Dear Doctor, I am pregnant for the first time and I am so excited. I have received conflicting advice about when to start attending ante-natal clinics. Please advise. Jane
Supervised medical care in pregnancy, commonly referred to as ante-natal care, is a well-established practice. It is recommended for every pregnant woman regardless of their current health status or the number of previous pregnancies. Adherence to ante-natal care improves eventual outcomes for both the mother and her developing baby.
Once you confirm you are pregnant, you must take steps to ensure your pregnancy will be as smooth as possible. If not already on the recommended pregnancy supplements, you should start taking these immediately. Every pregnant woman is advised to take Folic Acid vitamin supplements, ideally prior to conceiving and up to the end of the first 12 weeks of pregnancy.
Folic Acid reduces the risk of some developmental abnormalities, and is readily available even without a prescription.
It is important to have a clue about the approximate duration of your pregnancy once you know you have conceived. Pregnancy is dated in weeks, counting from the first day of the last menstrual flow. Women with irregular periods may have unclear dates, but you will often have a clue as to when you might have conceived.
You should aim to commence ante-natal care around the eleven to the thirteenth week of pregnancy.

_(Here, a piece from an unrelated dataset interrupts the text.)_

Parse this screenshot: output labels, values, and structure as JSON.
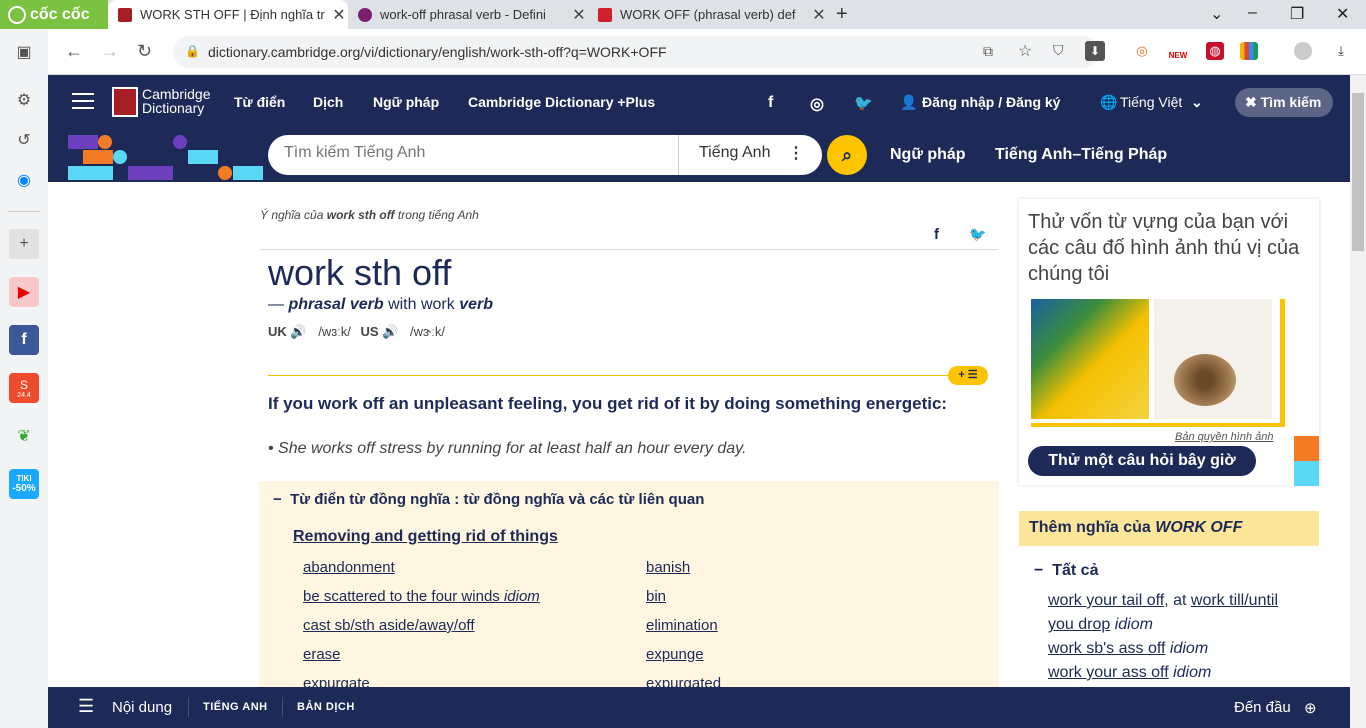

At this point, the growing baby is well-developed to allow a detailed assessment of normality. Virtually every organ is formed by this point, allowing some developmental or genetic abnormalities to be detected. This is also the best time to accurately date your pregnancy, giving you the estimated date of delivery, usually abbreviated as EDD.
Early scans can be combined with additional testing to confirm or refute any suspected genetic abnormalities. Majority of babies will be normal. But if any baby is diagnosed with serious abnormalities, a discussion can be held about how to proceed. Some abnormalities may be incompatible with survival, necessitating termination of the pregnancy before it advances further.
You will also need a thorough evaluation and screening tests for your general health. The earlier this is done the better, again emphasising the need to start your ante-natal clinic visits early. If you are found to have certain risks, these can be remedied early enough. Planning for individualised care henceforth will also be done, in attempts to mitigate potential complications as the pregnancy advances.
Is there any point in being seen earlier than the eleventh to the thirteenth week? If you have had a healthy pre-conception period, and haven’t experienced any unusual symptoms, there isn’t much reason to be seen earlier.
Conversely, starting attending ante-natal clinics well beyond the 13th week is not advisable. You will miss out on many potential interventions that may have a positive impact on your pregnancy.
Dr Alfred Murage is a consultant gynaecologist and fertility specialist, firstname.lastname@example.org